Ultimately, Mellon's support for UM envisions universities not as walled-off compounds full of introverted Ph.D.s, or—to quote Evans again, "elites"—but as organizations that can connect with ordinary people around the arts, an aggregator collecting and transmitting cultural experiences from the community. 

In related news, around the same time, Mellon awarded a four-year, $1.5 million grant to the University of North Carolina at Chapel Hill for an initiative, dubbed Humanities for the Public Good, designed to "integrate the humanities into UNC's broader curriculum and foster new humanities-related avenues of public engagement," particularly among diverse communities.

Which brings me to another big priority for Mellon: equipping liberal arts students with the skills to excel in the modern workforce. This month, it awarded Elizabethtown College in Pennsylvania a $300,000 grant to support a proposed program called “Confronting Challenges with Confidence: Humanities for Our World Today.”

“Our students will hone the humanities skillset that many employers, when surveyed, have highlighted as essential,” said Kristi Kneas, the college’s dean for academic affairs and faculty development. “While integrating that humanistic perspective with technical expertise gained in other disciplines, they will better be able to address important, real-world questions."

This gift comes a few months after Mellon awarded $2.145 million in grants to the Foothill-De Anza Community College District and the University of San Francisco for a new transfer program to help underserved and underrepresented students earn four-year degrees in the humanities. 

By this point, you may notice a common theme in Mellon's gifts to the University of Maine and Elizabethtown College. In each case, the humanities are a bridge to something bigger or deeper. In the former, it's a gateway to larger community discussions on place, creativity, and a grassroots appreciation of the humanities. In the latter, it paves the way toward meaningful post-graduation employment.

Does that mean Mellon isn't concerning itself with the more administrative machinations of the university humanities experience? Of course not.

A recent piece by Isaac Kaplan in Artsy claims "The Way We Judge Humanities Professors Is Broken—This Initiative Could Fix It." The initiative in question, HuMetricsHSS, is the brainchild of a team of academics and researchers. By this point, you can probably guess where it's getting some of its funding.
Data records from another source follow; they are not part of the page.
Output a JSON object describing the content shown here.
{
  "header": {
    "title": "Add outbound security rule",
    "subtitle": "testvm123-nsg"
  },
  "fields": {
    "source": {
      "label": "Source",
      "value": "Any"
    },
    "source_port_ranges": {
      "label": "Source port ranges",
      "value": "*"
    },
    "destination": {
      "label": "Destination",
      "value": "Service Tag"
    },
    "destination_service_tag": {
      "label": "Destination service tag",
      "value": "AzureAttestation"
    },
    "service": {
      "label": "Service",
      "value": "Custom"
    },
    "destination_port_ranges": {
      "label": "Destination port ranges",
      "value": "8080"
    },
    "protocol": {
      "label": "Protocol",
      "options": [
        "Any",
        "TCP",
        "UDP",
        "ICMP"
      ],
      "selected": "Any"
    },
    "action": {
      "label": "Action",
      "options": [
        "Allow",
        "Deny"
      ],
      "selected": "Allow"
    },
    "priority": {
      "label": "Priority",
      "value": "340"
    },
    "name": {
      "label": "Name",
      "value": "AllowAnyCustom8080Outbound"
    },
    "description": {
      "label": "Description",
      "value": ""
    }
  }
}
The initiative aims to fix a specific problem in academia. According to Kaplan, professors of the humanities are evaluated according to criteria generally developed for the hard sciences. Yet, these criteria don't ascribe meaningful value to published work.

Here's an example.

A professor publishes work. Currently, one of the metrics that most impacts an academic’s institutional standing is the number of citations the work receives, creating the false impression that "more citations" equals greater value. As Kaplan notes, an academic may simply publish an "extremely provocative" piece rather than one that is truly valuable.

And so HuMetricsHSS wants to develop a metrics framework from values. These values include equity, openness, collegiality, quality and community. While I won't go much further into the nuts and bolts of their approach, I would like to underscore two related points.

First, we see this challenge in the arts world as organizations attempt to measure engagement. It can be a subjective thing, and measurement for measurement's sake doesn't always convey the true scope and depth of an arts experience. The folks behind HuMetricsHSS are aware of this, which brings me to my second point.

Their task won't be easy. The current measurement system is deeply ingrained across academia, and change, as we know, is hard. And yet I'd argue that this is precisely why Mellon helped to fund the project in the first place. 

Step back and view these recent gifts from a higher altitude, and Mellon's larger, more holistic approach toward the humanities comes into focus. Whether using the humanities to engage communities or re-imagining how humanities professors are assessed, each seemingly stand-alone initiative fits into a larger and interconnected framework.

I even went so far as to give it a name last year: Mellon's "Humanities Vision Wheel." It didn't catch on.